▸ **DATA UNDER STUDY**

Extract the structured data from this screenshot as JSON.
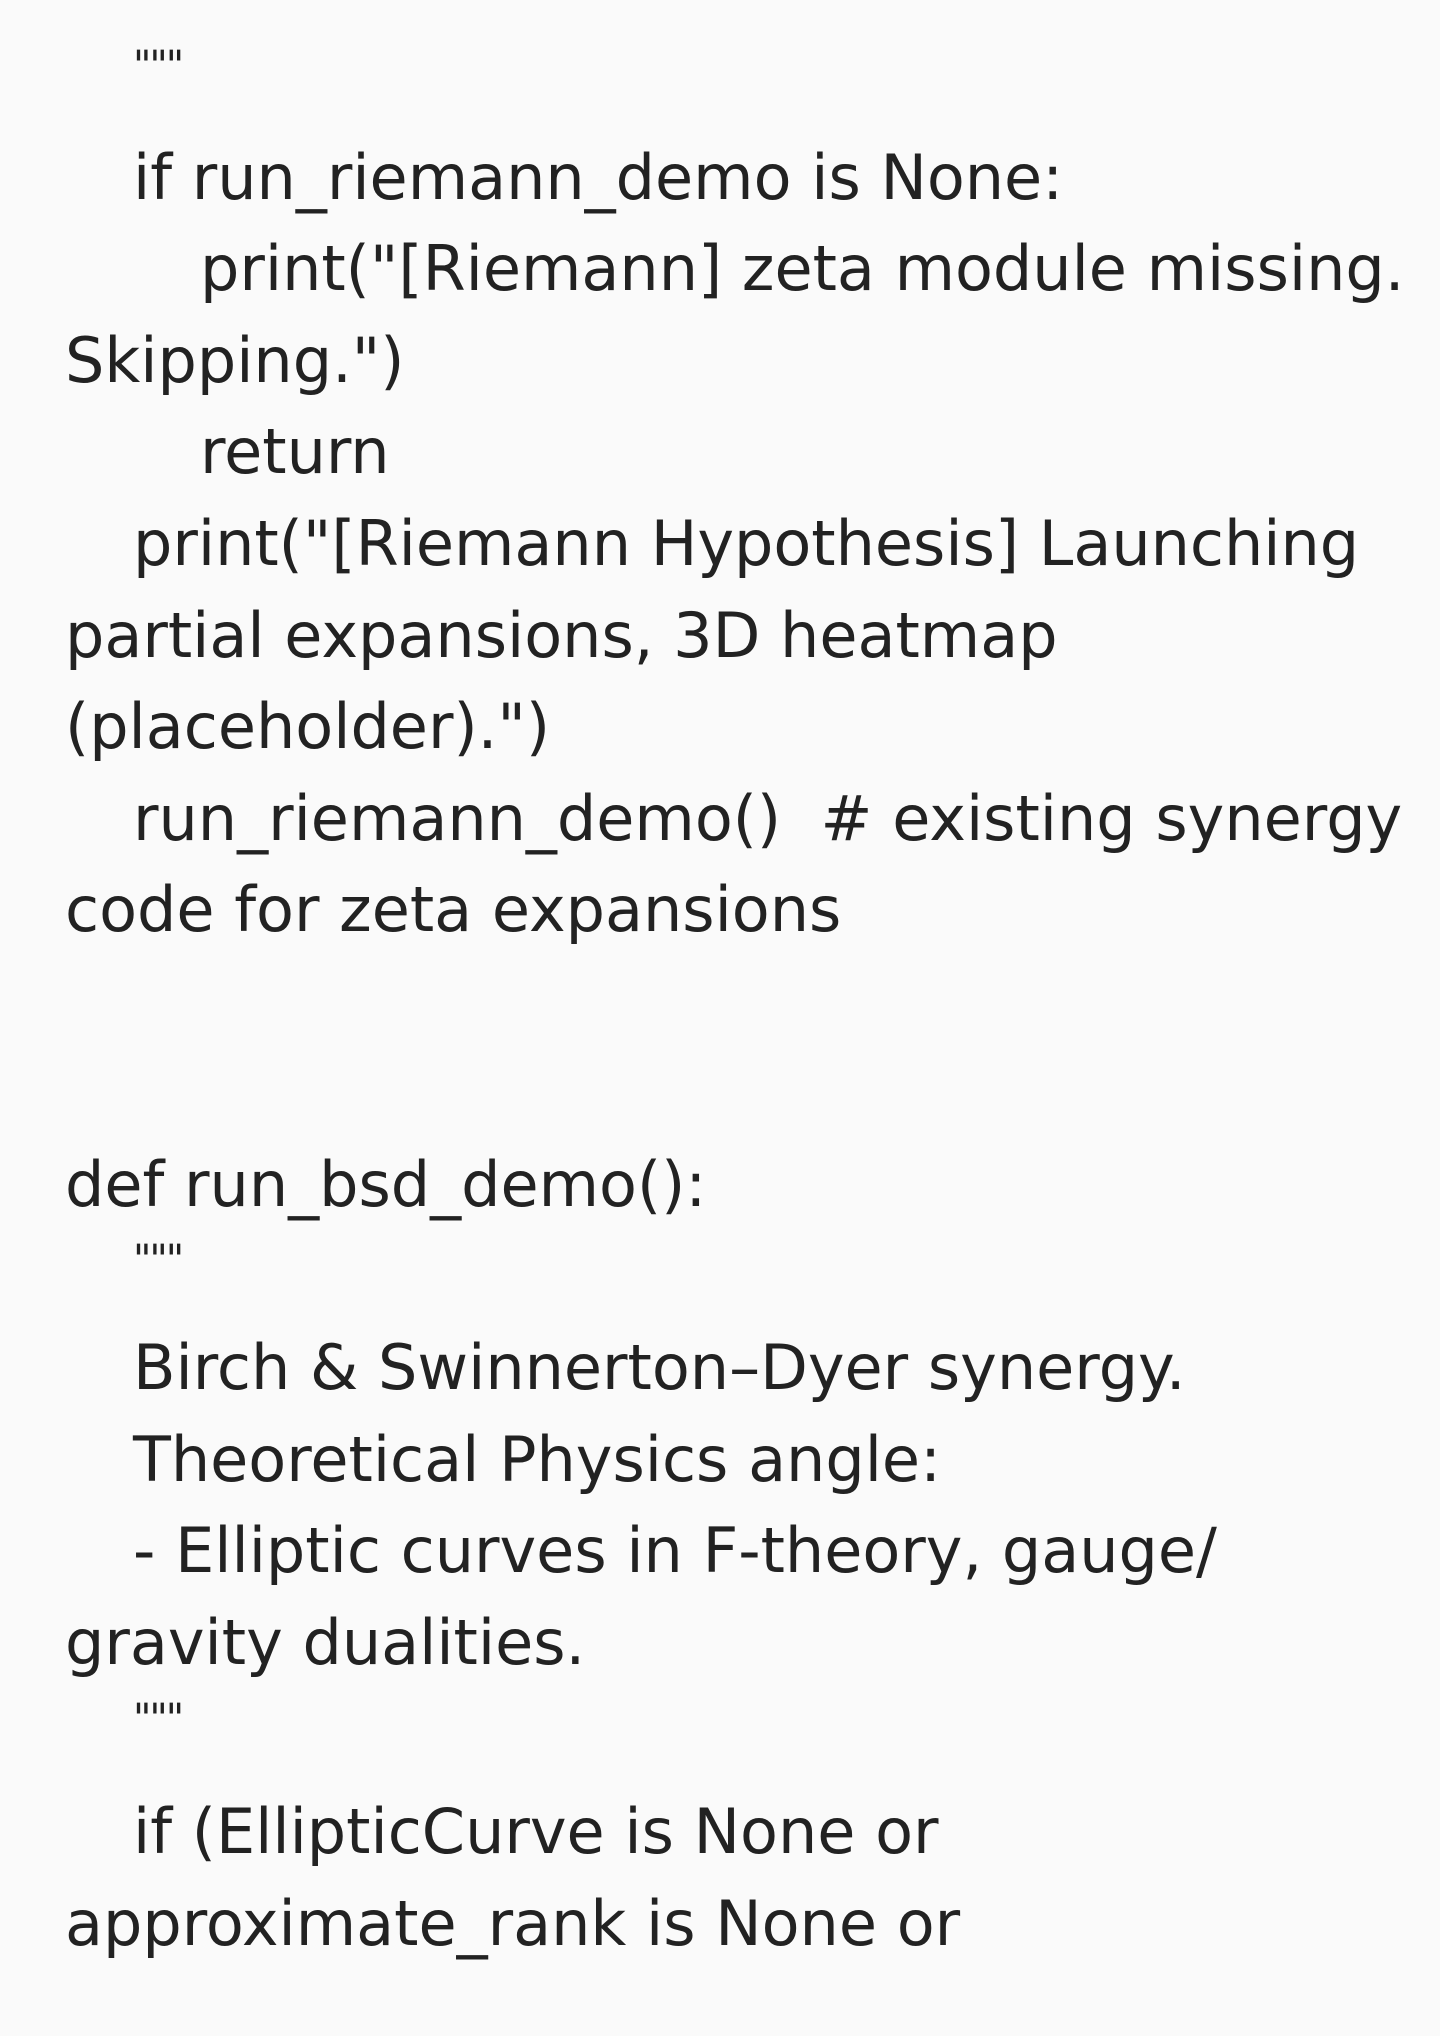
{
  "document": {
    "lines": [
      "\"\"\"",
      "if run_riemann_demo is None:",
      "print(\"[Riemann] zeta module missing.",
      "Skipping.\")",
      "return",
      "print(\"[Riemann Hypothesis] Launching",
      "partial expansions, 3D heatmap",
      "(placeholder).\")",
      "run_riemann_demo()  # existing synergy",
      "code for zeta expansions",
      "def run_bsd_demo():",
      "\"\"\"",
      "Birch & Swinnerton–Dyer synergy.",
      "Theoretical Physics angle:",
      "- Elliptic curves in F-theory, gauge/",
      "gravity dualities.",
      "\"\"\"",
      "if (EllipticCurve is None or",
      "approximate_rank is None or"
    ]
  }
}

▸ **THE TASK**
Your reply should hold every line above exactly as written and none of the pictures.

▸ **ANSWER SECTION**
Extract the structured data from this screenshot as JSON.
{
  "document": {
    "lines": [
      "\"\"\"",
      "if run_riemann_demo is None:",
      "print(\"[Riemann] zeta module missing.",
      "Skipping.\")",
      "return",
      "print(\"[Riemann Hypothesis] Launching",
      "partial expansions, 3D heatmap",
      "(placeholder).\")",
      "run_riemann_demo()  # existing synergy",
      "code for zeta expansions",
      "def run_bsd_demo():",
      "\"\"\"",
      "Birch & Swinnerton–Dyer synergy.",
      "Theoretical Physics angle:",
      "- Elliptic curves in F-theory, gauge/",
      "gravity dualities.",
      "\"\"\"",
      "if (EllipticCurve is None or",
      "approximate_rank is None or"
    ]
  }
}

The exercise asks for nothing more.